One airline CEO is warning travelers that other carriers won’t be able to handle all the flights they plan to operate this year.
And that will lead to more disruptions.
United Airlines chief Scott Kirby said airlines that operate as if this is still 2019, before the pandemic, are bound to struggle.
According to Kirby, the industry has a shortage of pilots and other workers, outdated technology and strain on the Federal Aviation Administration.
“The system simply can’t handle the volume today, much less the anticipated growth,” Kirby said. “There are a number of airlines who cannot fly their schedules. The customers are paying the price.”
Kirby used the problems encountered by Southwest Airlines over the holidays without naming the carrier by name.
Southwest had to scrub nearly 17,000 flights in late December after a winter storm upset the schedule and overwhelmed the airline’s crew-scheduling system.
“What happened over the holidays wasn’t a one-time event caused by the weather, and it wasn’t just at one airline,” he said.

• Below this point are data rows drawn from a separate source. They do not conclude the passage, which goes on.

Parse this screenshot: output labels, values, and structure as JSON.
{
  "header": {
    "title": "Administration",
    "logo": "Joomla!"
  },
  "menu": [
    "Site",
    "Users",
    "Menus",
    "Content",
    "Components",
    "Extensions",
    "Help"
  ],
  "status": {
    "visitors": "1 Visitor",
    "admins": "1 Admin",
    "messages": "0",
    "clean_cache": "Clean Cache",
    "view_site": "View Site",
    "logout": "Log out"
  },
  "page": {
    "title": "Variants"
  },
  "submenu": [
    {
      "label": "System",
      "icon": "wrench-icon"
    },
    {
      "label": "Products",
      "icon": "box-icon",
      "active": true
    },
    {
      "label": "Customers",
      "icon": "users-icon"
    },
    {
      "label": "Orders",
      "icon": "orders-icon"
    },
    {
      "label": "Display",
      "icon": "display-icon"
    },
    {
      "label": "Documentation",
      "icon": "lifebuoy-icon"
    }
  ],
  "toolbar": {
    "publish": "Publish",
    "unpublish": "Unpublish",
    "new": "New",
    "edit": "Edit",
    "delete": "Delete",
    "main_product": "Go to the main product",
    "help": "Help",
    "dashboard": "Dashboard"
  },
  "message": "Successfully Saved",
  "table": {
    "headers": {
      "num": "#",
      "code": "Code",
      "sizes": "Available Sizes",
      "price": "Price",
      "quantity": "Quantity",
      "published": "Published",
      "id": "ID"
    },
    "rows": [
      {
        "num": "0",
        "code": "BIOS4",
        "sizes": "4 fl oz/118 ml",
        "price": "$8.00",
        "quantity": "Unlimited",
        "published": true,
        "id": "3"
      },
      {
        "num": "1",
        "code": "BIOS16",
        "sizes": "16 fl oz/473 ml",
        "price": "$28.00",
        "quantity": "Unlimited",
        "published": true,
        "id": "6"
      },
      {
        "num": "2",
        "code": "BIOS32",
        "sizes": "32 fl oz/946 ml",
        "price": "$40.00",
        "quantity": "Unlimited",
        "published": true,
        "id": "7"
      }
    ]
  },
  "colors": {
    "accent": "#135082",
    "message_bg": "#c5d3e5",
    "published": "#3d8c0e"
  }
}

Alaska, Spirit and Frontier also had double-digit percentages of canceled flights in late December.
Kirby made the remarks during the company’s fourth-quarter earnings call with analysts and reporters.
Kirby made a note of the investment his airline has made in technology, has more employees per flight than before the pandemic, keeps more spare planes and isn’t pushing the schedule too hard.
However, those steps have raised United’s cost to fly one mile, not counting fuel, about 15% above 2019’s level.
After the stock market closed Tuesday, Chicago-based United reported a profit of $843 million for the fourth quarter and predicted that 2023 earnings would easily top Wall Street forecasts.
|UAL||UNITED AIRLINES HOLDINGS INC.||48.86||-2.34||-4.57%|
Shares of United Airlines Holdings Group Inc. lost 4.6% on Wednesday and another 1% in extended trading.
The Associated Press contributed to this report.